### Your instructions:
Search the data below for the string "their" and copy all lines where it shows up.

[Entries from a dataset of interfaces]
========================================================================
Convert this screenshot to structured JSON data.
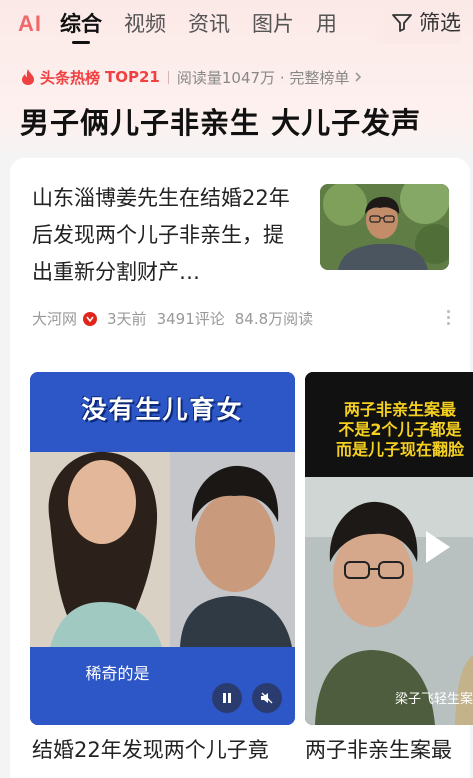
{
  "tabs": {
    "ai": "AI",
    "items": [
      "综合",
      "视频",
      "资讯",
      "图片",
      "用"
    ],
    "filter": "筛选"
  },
  "hot": {
    "label": "头条热榜",
    "rank": "TOP21",
    "reads": "阅读量1047万 · 完整榜单"
  },
  "headline": "男子俩儿子非亲生 大儿子发声",
  "article": {
    "title": "山东淄博姜先生在结婚22年后发现两个儿子非亲生，提出重新分割财产…",
    "source": "大河网",
    "time": "3天前",
    "comments": "3491评论",
    "reads": "84.8万阅读"
  },
  "video1": {
    "banner": "没有生儿育女",
    "caption": "稀奇的是",
    "title": "结婚22年发现两个儿子竟"
  },
  "video2": {
    "overlay_lines": [
      "两子非亲生案最",
      "不是2个儿子都是",
      "而是儿子现在翻脸"
    ],
    "watermark": "梁子飞轻生案",
    "title": "两子非亲生案最"
  },
  "colors": {
    "accent_red": "#f04142",
    "ai_pink": "#f06a6a",
    "video1_bg": "#2d56c6",
    "overlay_yellow": "#f5d020"
  }
}
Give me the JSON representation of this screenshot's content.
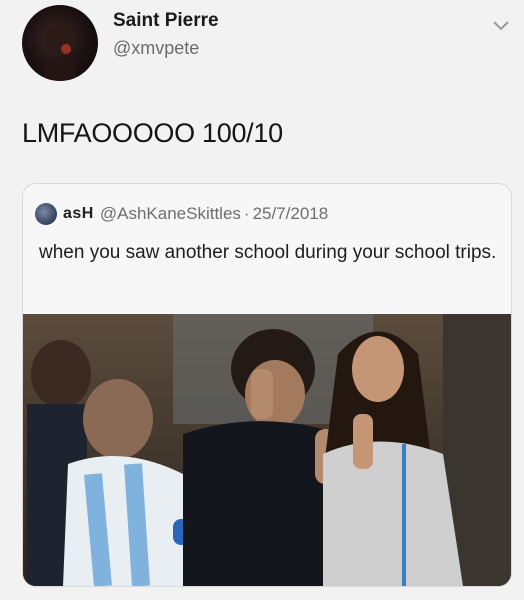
{
  "tweet": {
    "display_name": "Saint Pierre",
    "handle": "@xmvpete",
    "text": "LMFAOOOOO 100/10"
  },
  "quoted_tweet": {
    "display_name": "asH",
    "handle": "@AshKaneSkittles",
    "separator": "·",
    "date": "25/7/2018",
    "text": "when you saw another school during your school trips."
  },
  "icons": {
    "author_avatar": "avatar",
    "quoted_avatar": "avatar",
    "menu": "chevron-down-icon"
  },
  "colors": {
    "background": "#f2f2f2",
    "secondary_text": "#6b6b6b",
    "border": "#d8d8d8"
  }
}
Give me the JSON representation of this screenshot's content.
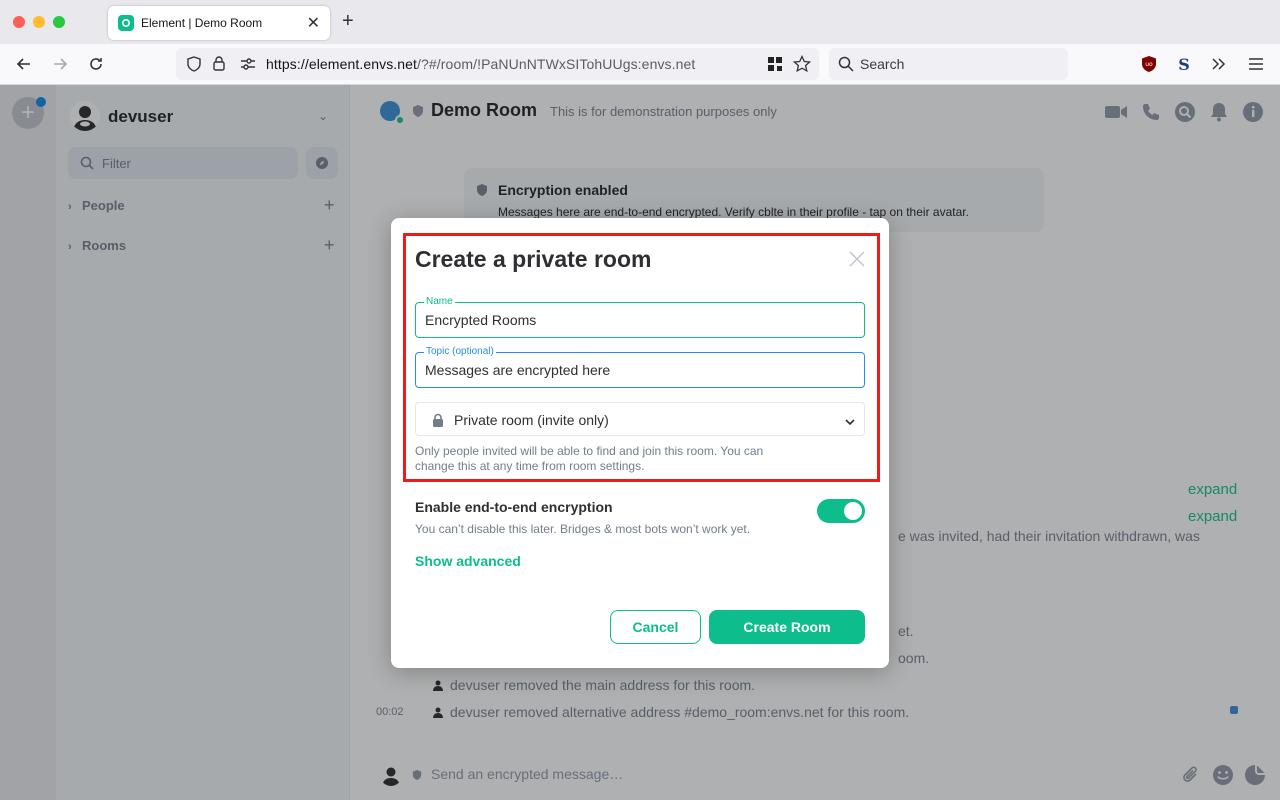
{
  "browser": {
    "tab_title": "Element | Demo Room",
    "url_host": "https://element.envs.net",
    "url_path": "/?#/room/!PaNUnNTWxSITohUUgs:envs.net",
    "search_placeholder": "Search"
  },
  "sidebar": {
    "username": "devuser",
    "filter_placeholder": "Filter",
    "sections": [
      {
        "label": "People"
      },
      {
        "label": "Rooms"
      }
    ]
  },
  "room": {
    "name": "Demo Room",
    "topic": "This is for demonstration purposes only",
    "encryption_banner": {
      "title": "Encryption enabled",
      "description": "Messages here are end-to-end encrypted. Verify cblte in their profile - tap on their avatar."
    },
    "expand_label": "expand",
    "timeline": {
      "partial_1": "e was invited, had their invitation withdrawn, was",
      "partial_2": "et.",
      "partial_3": "oom.",
      "line_1": "devuser removed the main address for this room.",
      "line_2": "devuser removed alternative address #demo_room:envs.net for this room.",
      "timestamp": "00:02"
    },
    "composer_placeholder": "Send an encrypted message…"
  },
  "dialog": {
    "title": "Create a private room",
    "name_label": "Name",
    "name_value": "Encrypted Rooms",
    "topic_label": "Topic (optional)",
    "topic_value": "Messages are encrypted here",
    "join_rule": "Private room (invite only)",
    "join_rule_desc": "Only people invited will be able to find and join this room. You can change this at any time from room settings.",
    "e2e_title": "Enable end-to-end encryption",
    "e2e_desc": "You can’t disable this later. Bridges & most bots won’t work yet.",
    "e2e_enabled": true,
    "show_advanced": "Show advanced",
    "cancel": "Cancel",
    "create": "Create Room"
  },
  "colors": {
    "accent": "#0dbd8b",
    "focus_blue": "#238cf5",
    "highlight_red": "#ee1b1b"
  }
}
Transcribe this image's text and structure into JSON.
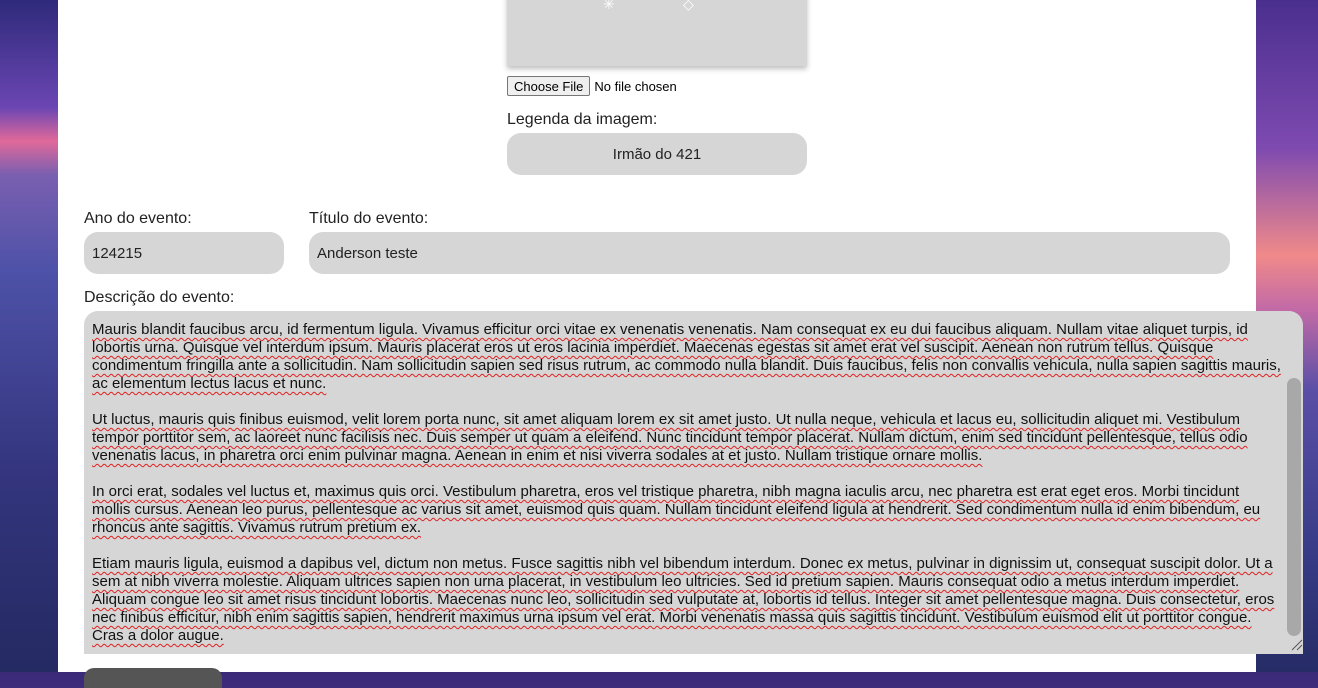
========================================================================
### Output:
      "description": "Messages here are end-to-end encrypted. Verify cblte in their profile - tap on their avatar."
      "partial_1": "e was invited, had their invitation withdrawn, was",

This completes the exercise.